When you start nesting functions inside one another it’s a good idea to wrap the individual components onto separate lines so that it’s easy to read. It’s easy to do in the formula bar by entering a line break with ALT+ENTER:
Alternatively, if you have Excel 2013 or later you can use the Advanced Formula Environment. Simply paste the unformatted formula in, and it will format it for you (see video for steps):
And the nice thing about using the Advanced Formula Environment is the colour coding that makes it easier to read the formula. Simply copy the formula out of the Advanced Formula Environment and paste it over the top of the original formula in the formula bar* or define the formula as a name by saving it in the Advanced Formula Environment.
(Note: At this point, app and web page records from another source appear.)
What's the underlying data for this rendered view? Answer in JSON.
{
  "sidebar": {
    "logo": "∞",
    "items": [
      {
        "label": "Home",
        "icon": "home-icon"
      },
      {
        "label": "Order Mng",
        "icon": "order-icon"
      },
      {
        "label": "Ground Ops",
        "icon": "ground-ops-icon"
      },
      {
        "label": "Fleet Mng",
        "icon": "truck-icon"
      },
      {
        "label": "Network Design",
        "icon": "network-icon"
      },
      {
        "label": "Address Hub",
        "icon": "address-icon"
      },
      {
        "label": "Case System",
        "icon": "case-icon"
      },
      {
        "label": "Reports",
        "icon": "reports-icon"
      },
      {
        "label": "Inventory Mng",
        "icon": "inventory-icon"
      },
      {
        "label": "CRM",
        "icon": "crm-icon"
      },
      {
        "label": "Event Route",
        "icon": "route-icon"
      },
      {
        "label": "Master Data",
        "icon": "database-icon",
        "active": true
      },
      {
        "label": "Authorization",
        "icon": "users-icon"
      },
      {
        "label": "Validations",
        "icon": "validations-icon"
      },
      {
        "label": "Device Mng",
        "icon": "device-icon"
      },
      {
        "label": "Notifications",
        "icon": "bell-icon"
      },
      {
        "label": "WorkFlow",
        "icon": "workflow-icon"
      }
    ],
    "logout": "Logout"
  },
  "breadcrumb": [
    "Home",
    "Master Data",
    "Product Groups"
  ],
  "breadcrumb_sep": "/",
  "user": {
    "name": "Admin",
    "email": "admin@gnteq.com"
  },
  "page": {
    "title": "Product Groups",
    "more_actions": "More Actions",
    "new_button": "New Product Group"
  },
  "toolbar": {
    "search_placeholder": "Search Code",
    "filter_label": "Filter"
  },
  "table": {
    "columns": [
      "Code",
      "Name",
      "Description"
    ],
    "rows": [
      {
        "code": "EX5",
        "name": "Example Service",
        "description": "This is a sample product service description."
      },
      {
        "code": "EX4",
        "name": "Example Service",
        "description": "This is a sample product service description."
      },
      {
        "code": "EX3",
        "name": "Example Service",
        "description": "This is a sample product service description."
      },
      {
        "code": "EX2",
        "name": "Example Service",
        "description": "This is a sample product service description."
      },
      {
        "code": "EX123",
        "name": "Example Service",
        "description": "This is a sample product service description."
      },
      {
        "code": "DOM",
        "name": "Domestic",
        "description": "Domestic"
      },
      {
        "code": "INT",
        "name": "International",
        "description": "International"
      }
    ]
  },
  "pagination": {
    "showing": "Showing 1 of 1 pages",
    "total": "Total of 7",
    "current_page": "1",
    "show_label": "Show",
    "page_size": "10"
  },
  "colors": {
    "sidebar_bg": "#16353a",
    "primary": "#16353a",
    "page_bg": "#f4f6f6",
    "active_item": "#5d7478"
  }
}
*Note: it will not retain the colour coding shown in the Advanced Formula Environment if you copy and paste it into the formula bar.
You can download the Advanced Formula Environment via the Insert tab > Get Add-ins:
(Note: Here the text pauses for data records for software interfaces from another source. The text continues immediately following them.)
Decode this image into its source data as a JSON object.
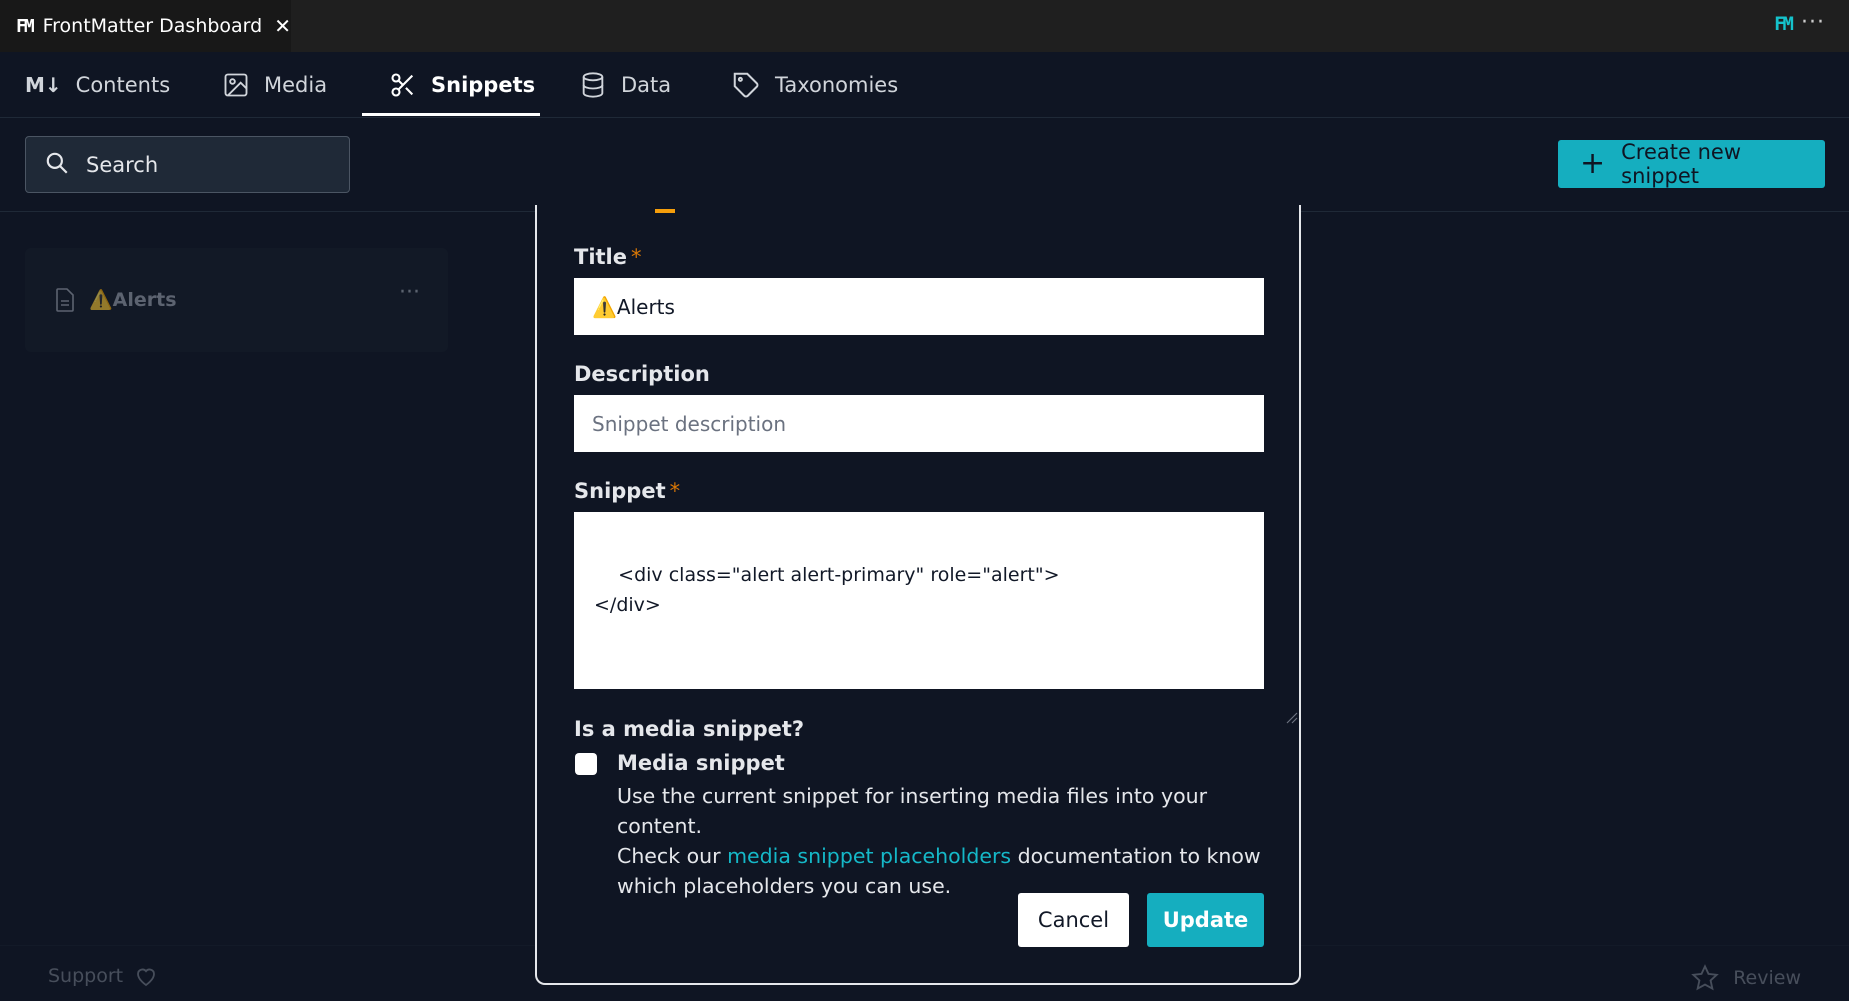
{
  "window": {
    "tab_title": "FrontMatter Dashboard",
    "close_glyph": "✕",
    "logo_text": "FM",
    "right_logo_text": "FM",
    "more_glyph": "···"
  },
  "nav": {
    "tabs": [
      {
        "label": "Contents",
        "icon": "markdown-icon",
        "icon_text": "M↓"
      },
      {
        "label": "Media",
        "icon": "image-icon"
      },
      {
        "label": "Snippets",
        "icon": "scissors-icon",
        "active": true
      },
      {
        "label": "Data",
        "icon": "database-icon"
      },
      {
        "label": "Taxonomies",
        "icon": "tag-icon"
      }
    ]
  },
  "toolbar": {
    "search_placeholder": "Search",
    "create_label": "Create new snippet",
    "create_glyph": "+"
  },
  "snippet_card": {
    "title": "⚠️Alerts",
    "more_glyph": "···"
  },
  "footer": {
    "support_label": "Support",
    "review_label": "Review"
  },
  "dialog": {
    "title_label": "Title",
    "title_value": "⚠️Alerts",
    "description_label": "Description",
    "description_placeholder": "Snippet description",
    "snippet_label": "Snippet",
    "snippet_value": "<div class=\"alert alert-primary\" role=\"alert\">\n</div>",
    "required_mark": "*",
    "media_question": "Is a media snippet?",
    "media_checkbox_label": "Media snippet",
    "media_checked": false,
    "media_desc_1": "Use the current snippet for inserting media files into your content.",
    "media_desc_2_pre": "Check our ",
    "media_desc_link": "media snippet placeholders",
    "media_desc_2_post": " documentation to know which placeholders you can use.",
    "cancel_label": "Cancel",
    "update_label": "Update"
  },
  "colors": {
    "accent": "#15aebf",
    "background": "#0f1523",
    "required": "#d97706"
  }
}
Then search for ‘Advanced Formula Environment’:
Once installed it will be available on the Home tab of the ribbon:
Try to avoid hard keyed values in formulas like in the previous examples where the lookup value, “Socks”, was hard keyed. Instead, place the value in a cell. You can then reference this cell from multiple formulas and should you need to update it, simply edit that one cell and it will update all formulas:
Even better is to give that cell a name by typing it in the name box:
And use that in your formulas:
Alternatively, you could define the constant in a name:
And use the name in the formula:
You can then edit the defined name to change it, and it will update all formulas that reference that name.
If you’ve ever experienced Excel not letting you enter a formula because you’re missing a closing parenthesis, but you just can’t see where it should go, then you’ll find these formula navigating tips helpful for identifying where each component of the formula starts and ends.
When you’re in edit mode inside a formula, the function tooltip will display however, often this can be in the way. Hover your mouse over the edge of the tooltip until the 4-headed arrow appears, then left-click and drag it out of the way.
Navigate to each argument using the function hyperlinks in the tooltip:
The bold argument in the tooltip indicates the current location of the cursor or selected component of the formula:
After the last argument you should have a closing bracket/parenthesis. We can see one here for the MATCH function’s match_type argument:
And another here for INDEX’s row_num argument:
If you can’t remember how a function works, click on the function icon to the left of the formula bar to open the function wizard:
The function wizard dialog box contains more information about the function and each argument:
Formula Evaluating with F9
You may have managed to get Excel to accept your formula, but perhaps it’s not returning the correct result. Here we have a couple of tools that will help identify where the problem is.
First, we can use the F9 key to evaluate parts of the formula then press F9:
It will display the result of the selected element. Continue selecting elements and evaluating with F9. Press CTRL+Z to undo the last element evaluated, or Escape to return the formula to its prior, unevaluated state.
Formula Evaluating with the Evaluate Formula Tool
Sometimes you have many nested functions and elements and it’s difficult to tell what order Excel is evaluating in. This is when the Evaluate Formula tool is handy. It takes you step by step through the formula in order of evaluation displaying the results one component at a time:
Pressing ‘Evaluate’ displays the cell range and moves the underline to the next element to be evaluated:
If the formula references the result of another formula, you can step in and step out of the referenced formulas. In the example below, cell C7 contains a formula:
Stepping in shows the formula and I can then start evaluating it:
The limitation of the Evaluate Formula dialog box is that you cannot make it any bigger and often it’s too small to display the entire formula results, which means lots of scrolling making it difficult to use.